• **Task description**: Filter the records below and copy every line containing the word "nickname".

(Data about app and page elements)

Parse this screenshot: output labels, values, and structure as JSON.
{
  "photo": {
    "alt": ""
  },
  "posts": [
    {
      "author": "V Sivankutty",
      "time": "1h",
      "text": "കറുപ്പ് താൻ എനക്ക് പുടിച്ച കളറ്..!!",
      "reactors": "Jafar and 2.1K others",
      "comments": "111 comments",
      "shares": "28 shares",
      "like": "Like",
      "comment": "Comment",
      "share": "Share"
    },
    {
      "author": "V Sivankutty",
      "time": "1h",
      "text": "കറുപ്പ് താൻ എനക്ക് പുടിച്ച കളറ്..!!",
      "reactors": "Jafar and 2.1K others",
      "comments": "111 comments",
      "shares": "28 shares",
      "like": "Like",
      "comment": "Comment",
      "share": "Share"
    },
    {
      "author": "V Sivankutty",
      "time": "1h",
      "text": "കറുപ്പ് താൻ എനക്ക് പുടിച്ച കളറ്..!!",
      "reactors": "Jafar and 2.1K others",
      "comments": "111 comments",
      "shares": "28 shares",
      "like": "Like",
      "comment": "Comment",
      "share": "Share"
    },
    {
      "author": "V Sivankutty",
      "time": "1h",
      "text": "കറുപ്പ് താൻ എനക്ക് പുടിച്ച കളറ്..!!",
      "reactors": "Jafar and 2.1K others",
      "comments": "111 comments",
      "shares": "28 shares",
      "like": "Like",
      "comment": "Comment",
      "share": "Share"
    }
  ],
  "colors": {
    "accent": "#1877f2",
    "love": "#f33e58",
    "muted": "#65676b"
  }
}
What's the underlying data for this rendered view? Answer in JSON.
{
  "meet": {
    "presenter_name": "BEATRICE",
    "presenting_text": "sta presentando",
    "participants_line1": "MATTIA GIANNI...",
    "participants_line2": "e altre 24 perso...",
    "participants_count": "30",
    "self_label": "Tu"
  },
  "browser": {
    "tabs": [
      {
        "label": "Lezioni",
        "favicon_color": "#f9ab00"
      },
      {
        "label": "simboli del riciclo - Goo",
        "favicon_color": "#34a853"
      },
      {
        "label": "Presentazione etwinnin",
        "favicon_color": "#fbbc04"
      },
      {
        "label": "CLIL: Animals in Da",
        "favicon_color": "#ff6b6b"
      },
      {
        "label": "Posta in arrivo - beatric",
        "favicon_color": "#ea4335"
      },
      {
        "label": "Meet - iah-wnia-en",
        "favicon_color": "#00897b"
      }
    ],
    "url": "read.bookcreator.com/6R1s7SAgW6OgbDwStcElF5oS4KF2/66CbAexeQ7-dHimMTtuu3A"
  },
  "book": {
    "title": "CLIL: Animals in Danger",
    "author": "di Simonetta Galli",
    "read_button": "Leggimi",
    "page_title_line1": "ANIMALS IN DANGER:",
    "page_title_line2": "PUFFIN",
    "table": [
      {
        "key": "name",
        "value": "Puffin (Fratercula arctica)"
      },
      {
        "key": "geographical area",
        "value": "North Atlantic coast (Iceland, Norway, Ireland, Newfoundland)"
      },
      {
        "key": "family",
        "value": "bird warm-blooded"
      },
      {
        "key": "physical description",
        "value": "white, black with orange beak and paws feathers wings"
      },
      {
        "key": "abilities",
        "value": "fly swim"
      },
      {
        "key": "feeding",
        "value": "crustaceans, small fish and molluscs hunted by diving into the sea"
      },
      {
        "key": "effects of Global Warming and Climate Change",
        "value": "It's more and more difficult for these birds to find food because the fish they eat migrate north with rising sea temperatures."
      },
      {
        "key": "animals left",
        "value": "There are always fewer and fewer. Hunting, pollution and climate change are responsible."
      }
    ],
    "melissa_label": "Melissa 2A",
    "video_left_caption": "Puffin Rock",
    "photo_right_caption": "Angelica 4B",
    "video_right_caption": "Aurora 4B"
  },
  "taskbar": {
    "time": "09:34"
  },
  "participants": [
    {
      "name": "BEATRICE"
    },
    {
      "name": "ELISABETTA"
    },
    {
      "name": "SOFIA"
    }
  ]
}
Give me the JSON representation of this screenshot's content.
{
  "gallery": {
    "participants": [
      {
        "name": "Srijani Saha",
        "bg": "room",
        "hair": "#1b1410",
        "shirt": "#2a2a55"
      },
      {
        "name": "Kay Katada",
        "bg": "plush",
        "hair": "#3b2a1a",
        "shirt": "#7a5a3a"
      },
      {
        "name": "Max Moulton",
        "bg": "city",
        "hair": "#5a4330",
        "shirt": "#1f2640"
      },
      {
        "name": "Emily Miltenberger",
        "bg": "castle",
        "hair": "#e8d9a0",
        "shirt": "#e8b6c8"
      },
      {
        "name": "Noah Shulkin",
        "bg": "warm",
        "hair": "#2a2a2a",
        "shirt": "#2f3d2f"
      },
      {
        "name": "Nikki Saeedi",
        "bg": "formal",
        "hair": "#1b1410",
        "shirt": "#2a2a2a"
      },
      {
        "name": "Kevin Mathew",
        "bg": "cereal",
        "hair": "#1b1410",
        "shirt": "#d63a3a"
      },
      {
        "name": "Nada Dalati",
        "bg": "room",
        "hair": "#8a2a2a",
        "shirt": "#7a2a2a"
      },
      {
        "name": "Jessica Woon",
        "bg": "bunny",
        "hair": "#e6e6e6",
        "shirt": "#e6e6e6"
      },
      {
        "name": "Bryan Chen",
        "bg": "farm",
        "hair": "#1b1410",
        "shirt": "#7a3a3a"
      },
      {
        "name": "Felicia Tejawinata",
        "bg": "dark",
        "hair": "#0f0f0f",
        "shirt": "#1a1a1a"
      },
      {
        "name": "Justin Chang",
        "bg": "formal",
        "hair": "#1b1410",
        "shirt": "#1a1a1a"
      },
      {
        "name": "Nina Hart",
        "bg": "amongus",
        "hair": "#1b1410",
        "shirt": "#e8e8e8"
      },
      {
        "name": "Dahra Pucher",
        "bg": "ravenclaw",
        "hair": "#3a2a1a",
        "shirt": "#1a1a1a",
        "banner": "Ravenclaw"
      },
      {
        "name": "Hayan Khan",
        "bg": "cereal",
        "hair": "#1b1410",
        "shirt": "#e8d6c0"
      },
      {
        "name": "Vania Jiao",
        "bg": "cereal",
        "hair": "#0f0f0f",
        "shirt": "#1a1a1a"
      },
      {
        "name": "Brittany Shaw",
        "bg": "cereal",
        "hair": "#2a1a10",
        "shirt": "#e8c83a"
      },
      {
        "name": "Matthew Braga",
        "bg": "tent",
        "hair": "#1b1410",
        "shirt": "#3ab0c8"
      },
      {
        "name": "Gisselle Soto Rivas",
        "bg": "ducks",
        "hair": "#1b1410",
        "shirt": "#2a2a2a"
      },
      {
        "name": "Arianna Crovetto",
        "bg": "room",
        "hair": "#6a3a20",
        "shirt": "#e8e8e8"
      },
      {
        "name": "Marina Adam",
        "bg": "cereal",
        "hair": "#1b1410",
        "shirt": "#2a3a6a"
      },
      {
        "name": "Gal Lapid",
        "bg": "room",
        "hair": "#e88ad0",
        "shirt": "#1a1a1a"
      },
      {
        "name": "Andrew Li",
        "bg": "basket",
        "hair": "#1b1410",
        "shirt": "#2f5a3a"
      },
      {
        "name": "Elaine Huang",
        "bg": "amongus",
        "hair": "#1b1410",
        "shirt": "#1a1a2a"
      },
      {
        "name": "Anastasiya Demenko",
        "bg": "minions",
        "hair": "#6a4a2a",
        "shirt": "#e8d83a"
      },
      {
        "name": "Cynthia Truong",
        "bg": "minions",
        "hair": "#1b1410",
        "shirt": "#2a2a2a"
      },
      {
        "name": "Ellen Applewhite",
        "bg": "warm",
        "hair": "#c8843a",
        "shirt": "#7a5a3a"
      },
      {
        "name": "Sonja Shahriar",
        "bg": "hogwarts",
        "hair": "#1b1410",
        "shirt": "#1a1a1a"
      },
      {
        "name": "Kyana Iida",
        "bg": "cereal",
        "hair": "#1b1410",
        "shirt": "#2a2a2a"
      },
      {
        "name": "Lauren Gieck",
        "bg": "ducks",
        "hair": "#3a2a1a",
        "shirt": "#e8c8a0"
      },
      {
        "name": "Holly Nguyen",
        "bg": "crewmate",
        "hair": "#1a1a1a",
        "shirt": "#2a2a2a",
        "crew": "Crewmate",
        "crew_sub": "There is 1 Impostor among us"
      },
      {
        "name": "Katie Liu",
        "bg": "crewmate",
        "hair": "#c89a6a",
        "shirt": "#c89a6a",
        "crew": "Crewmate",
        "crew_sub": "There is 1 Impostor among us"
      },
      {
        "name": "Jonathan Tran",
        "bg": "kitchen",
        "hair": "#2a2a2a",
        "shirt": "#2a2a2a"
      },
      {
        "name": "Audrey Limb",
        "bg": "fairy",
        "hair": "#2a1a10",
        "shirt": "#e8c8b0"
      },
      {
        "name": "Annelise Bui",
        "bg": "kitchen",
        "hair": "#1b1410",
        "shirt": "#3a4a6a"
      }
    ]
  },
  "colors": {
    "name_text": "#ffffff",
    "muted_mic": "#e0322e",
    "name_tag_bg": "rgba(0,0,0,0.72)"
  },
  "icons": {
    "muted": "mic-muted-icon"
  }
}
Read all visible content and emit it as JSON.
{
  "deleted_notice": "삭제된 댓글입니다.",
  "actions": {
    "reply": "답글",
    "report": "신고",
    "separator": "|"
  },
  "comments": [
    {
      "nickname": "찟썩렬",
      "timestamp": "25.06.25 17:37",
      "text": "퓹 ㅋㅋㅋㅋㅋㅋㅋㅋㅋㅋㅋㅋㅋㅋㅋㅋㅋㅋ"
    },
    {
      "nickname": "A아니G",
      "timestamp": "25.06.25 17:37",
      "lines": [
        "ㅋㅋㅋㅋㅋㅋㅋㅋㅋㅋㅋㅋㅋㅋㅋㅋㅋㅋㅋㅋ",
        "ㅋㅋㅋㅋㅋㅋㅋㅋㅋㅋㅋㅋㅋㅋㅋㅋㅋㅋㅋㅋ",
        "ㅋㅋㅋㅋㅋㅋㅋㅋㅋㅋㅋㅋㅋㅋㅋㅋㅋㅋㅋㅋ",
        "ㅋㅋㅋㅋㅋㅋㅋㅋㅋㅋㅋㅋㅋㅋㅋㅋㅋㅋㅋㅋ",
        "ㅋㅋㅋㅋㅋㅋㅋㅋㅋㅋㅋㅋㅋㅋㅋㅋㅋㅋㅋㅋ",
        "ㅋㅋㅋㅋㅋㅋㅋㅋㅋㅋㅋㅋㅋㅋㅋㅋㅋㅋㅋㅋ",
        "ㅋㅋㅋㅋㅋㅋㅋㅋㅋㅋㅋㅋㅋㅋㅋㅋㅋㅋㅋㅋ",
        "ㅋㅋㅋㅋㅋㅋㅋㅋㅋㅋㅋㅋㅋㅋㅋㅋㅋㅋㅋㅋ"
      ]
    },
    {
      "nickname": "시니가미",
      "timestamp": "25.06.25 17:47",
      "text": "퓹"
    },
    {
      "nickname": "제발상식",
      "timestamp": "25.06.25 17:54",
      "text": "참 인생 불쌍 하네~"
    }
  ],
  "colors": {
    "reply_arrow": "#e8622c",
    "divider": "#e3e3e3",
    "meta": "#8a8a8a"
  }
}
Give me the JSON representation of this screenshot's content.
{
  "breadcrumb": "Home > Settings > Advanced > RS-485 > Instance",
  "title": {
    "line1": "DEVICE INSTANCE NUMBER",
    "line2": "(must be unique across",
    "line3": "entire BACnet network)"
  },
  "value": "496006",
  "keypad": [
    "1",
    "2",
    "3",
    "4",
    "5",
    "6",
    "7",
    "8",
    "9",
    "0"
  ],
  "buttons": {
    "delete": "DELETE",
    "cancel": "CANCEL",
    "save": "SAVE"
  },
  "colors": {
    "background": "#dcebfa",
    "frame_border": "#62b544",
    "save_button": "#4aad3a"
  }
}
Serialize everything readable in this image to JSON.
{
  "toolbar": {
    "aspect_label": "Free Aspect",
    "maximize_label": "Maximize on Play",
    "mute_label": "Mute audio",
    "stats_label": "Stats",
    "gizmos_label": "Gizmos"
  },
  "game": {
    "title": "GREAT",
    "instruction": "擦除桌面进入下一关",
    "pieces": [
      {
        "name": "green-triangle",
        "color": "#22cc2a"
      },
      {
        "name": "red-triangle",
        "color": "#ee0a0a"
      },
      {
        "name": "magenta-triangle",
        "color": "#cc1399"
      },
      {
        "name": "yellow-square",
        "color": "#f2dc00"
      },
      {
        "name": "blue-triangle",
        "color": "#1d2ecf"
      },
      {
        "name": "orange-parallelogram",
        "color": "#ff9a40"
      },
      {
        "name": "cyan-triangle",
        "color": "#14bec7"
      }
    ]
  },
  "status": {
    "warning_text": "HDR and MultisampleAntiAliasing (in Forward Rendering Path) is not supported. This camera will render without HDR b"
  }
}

• **Exercise answer**:
      "nickname": "찟썩렬",
      "nickname": "A아니G",
      "nickname": "시니가미",
      "nickname": "제발상식",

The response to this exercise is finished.